What you will do:
Locate the line with "Parse this screenshot: output" in the material. Copy that line and each one after it, through the last, exactly and with nothing else.

——

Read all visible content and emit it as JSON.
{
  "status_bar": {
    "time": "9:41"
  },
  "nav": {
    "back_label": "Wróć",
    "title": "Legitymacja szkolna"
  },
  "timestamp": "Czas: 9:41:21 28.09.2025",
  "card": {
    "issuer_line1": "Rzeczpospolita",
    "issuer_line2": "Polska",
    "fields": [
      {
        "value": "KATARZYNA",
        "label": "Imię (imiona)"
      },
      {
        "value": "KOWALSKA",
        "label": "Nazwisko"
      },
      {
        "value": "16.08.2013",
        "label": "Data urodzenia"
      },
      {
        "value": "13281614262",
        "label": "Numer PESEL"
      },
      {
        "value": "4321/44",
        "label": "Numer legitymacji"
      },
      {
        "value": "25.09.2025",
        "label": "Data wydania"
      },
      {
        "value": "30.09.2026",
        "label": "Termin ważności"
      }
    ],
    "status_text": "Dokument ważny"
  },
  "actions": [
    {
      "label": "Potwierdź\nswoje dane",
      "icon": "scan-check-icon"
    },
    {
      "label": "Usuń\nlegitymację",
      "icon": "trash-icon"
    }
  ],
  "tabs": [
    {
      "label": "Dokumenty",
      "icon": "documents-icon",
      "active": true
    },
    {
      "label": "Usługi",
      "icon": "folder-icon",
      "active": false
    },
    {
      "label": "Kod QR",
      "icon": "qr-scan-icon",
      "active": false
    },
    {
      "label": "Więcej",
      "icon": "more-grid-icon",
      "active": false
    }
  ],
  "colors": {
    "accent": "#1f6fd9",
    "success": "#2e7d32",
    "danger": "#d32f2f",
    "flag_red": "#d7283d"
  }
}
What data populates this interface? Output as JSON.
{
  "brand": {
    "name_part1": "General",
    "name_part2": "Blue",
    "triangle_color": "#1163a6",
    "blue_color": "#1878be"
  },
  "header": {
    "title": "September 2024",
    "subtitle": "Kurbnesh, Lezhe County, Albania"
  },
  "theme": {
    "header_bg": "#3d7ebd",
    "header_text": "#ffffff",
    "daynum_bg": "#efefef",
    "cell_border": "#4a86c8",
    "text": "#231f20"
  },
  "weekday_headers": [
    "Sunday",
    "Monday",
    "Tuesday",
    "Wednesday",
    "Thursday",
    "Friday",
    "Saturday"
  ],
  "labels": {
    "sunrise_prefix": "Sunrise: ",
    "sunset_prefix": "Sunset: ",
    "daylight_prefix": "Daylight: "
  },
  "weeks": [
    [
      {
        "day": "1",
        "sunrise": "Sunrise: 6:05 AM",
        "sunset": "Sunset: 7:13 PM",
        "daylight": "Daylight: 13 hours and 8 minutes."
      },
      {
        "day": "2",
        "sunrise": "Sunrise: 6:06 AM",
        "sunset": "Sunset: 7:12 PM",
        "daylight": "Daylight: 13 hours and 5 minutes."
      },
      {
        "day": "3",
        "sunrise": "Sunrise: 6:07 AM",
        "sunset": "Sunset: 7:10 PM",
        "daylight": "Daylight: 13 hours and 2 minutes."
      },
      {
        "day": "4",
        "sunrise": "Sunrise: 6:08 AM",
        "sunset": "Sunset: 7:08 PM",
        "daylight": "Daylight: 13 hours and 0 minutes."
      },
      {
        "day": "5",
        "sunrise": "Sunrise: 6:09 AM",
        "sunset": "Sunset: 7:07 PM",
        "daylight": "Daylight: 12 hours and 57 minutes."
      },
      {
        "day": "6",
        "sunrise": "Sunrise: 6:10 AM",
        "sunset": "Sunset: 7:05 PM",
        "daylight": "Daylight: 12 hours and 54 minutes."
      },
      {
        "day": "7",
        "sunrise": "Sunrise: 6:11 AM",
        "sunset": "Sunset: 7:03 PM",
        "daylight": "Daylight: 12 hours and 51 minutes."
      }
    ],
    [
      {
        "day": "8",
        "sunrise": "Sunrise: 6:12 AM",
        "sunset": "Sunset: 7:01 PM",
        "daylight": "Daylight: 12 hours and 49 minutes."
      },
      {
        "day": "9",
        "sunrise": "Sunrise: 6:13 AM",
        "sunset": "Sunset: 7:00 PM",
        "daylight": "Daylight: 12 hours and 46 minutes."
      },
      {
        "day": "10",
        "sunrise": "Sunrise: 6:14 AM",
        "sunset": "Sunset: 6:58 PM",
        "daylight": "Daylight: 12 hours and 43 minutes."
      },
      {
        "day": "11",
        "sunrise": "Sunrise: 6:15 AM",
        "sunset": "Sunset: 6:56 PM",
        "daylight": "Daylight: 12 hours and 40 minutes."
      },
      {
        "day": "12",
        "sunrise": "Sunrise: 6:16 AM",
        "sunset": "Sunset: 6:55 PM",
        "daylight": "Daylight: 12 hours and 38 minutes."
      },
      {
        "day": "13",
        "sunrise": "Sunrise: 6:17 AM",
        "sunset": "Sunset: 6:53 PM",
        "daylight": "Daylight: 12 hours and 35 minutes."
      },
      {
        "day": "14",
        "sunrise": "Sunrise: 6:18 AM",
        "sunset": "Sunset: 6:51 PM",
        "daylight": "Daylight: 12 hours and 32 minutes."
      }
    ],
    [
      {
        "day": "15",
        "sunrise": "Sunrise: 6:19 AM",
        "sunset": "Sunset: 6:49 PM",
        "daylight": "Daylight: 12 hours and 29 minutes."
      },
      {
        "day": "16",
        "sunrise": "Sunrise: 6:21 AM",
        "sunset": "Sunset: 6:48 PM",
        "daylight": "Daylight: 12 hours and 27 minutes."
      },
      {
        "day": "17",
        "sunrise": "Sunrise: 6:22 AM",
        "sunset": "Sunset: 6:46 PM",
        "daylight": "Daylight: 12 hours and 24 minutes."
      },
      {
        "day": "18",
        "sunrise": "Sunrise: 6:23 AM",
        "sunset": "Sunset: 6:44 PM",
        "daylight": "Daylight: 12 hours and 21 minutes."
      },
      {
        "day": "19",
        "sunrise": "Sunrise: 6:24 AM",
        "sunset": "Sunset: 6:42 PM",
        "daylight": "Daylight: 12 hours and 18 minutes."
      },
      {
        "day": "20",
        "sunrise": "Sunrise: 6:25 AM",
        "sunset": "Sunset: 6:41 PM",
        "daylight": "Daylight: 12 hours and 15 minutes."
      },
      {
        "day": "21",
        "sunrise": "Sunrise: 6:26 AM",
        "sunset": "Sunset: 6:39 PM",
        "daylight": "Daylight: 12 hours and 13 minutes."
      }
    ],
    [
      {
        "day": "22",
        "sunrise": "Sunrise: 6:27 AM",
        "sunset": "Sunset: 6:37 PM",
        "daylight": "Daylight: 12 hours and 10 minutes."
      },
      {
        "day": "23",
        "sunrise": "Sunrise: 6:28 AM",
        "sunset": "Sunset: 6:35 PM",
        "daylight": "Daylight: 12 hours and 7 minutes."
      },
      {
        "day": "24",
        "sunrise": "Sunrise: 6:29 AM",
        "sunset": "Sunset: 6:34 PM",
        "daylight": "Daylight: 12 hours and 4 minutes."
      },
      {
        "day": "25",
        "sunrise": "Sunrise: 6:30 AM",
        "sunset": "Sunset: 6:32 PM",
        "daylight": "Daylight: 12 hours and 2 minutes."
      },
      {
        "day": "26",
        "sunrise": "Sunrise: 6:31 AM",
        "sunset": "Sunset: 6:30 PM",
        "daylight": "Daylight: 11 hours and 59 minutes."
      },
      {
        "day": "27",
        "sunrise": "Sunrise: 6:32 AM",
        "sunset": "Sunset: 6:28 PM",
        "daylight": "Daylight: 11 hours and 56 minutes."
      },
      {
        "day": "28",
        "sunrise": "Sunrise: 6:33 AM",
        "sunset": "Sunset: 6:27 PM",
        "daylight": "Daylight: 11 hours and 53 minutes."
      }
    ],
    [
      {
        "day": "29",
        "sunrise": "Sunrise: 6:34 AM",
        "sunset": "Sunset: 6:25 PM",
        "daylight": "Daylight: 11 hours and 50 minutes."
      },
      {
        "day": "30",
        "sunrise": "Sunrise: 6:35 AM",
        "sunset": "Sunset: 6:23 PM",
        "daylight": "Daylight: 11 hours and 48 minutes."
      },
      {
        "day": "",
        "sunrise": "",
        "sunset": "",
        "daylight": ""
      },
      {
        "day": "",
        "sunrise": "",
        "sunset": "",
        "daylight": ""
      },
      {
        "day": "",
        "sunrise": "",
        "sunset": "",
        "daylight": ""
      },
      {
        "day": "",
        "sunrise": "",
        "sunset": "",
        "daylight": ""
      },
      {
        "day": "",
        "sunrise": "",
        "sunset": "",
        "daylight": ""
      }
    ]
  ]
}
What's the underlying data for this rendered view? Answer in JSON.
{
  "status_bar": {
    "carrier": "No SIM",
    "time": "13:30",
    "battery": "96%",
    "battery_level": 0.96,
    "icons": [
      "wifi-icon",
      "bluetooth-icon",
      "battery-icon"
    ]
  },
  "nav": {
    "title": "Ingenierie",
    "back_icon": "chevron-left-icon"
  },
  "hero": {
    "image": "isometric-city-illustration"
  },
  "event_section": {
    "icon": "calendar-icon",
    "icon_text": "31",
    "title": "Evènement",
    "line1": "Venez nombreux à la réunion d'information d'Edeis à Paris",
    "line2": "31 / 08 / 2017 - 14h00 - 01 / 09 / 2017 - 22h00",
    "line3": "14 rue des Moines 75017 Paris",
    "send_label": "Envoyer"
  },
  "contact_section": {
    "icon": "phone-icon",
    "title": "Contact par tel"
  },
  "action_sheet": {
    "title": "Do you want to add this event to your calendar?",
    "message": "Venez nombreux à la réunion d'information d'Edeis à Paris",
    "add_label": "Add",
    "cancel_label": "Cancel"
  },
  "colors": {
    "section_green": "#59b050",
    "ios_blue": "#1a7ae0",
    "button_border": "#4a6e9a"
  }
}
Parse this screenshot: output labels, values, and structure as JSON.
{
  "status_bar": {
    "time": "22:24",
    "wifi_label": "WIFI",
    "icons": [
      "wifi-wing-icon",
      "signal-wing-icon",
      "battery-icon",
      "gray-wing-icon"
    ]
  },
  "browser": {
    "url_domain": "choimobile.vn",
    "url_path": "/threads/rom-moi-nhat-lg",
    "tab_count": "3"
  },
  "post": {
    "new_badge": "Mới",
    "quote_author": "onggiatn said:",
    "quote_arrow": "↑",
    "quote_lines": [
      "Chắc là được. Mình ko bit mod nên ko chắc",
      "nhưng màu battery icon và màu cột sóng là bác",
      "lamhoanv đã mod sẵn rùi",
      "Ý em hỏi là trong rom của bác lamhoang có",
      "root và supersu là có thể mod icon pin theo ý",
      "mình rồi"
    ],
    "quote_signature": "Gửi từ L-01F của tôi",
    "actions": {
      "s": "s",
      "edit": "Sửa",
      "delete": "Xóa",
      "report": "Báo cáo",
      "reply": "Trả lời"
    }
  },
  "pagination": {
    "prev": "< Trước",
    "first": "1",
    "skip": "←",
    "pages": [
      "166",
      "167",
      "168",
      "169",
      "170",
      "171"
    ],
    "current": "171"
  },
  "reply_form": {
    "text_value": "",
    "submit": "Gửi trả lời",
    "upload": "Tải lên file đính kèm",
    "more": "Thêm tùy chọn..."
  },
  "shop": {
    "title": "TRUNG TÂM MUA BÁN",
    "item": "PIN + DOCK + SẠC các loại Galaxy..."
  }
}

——

Response to the task:
Parse this screenshot: output labels, values, and structure as JSON.
{
  "status_bar": {
    "time": "22:24",
    "wifi_label": "WIFI",
    "icons": [
      "wifi-wing-icon",
      "signal-wing-icon",
      "battery-icon",
      "gray-wing-icon"
    ]
  },
  "browser": {
    "url_domain": "choimobile.vn",
    "url_path": "/threads/rom-moi-nhat-lg",
    "tab_count": "3"
  },
  "post": {
    "new_badge": "Mới",
    "quote_author": "onggiatn said:",
    "quote_arrow": "↑",
    "quote_lines": [
      "Chắc là được. Mình ko bit mod nên ko chắc",
      "nhưng màu battery icon và màu cột sóng là bác",
      "lamhoanv đã mod sẵn rùi",
      "Ý em hỏi là trong rom của bác lamhoang có",
      "root và supersu là có thể mod icon pin theo ý",
      "mình rồi"
    ],
    "quote_signature": "Gửi từ L-01F của tôi",
    "actions": {
      "s": "s",
      "edit": "Sửa",
      "delete": "Xóa",
      "report": "Báo cáo",
      "reply": "Trả lời"
    }
  },
  "pagination": {
    "prev": "< Trước",
    "first": "1",
    "skip": "←",
    "pages": [
      "166",
      "167",
      "168",
      "169",
      "170",
      "171"
    ],
    "current": "171"
  },
  "reply_form": {
    "text_value": "",
    "submit": "Gửi trả lời",
    "upload": "Tải lên file đính kèm",
    "more": "Thêm tùy chọn..."
  },
  "shop": {
    "title": "TRUNG TÂM MUA BÁN",
    "item": "PIN + DOCK + SẠC các loại Galaxy..."
  }
}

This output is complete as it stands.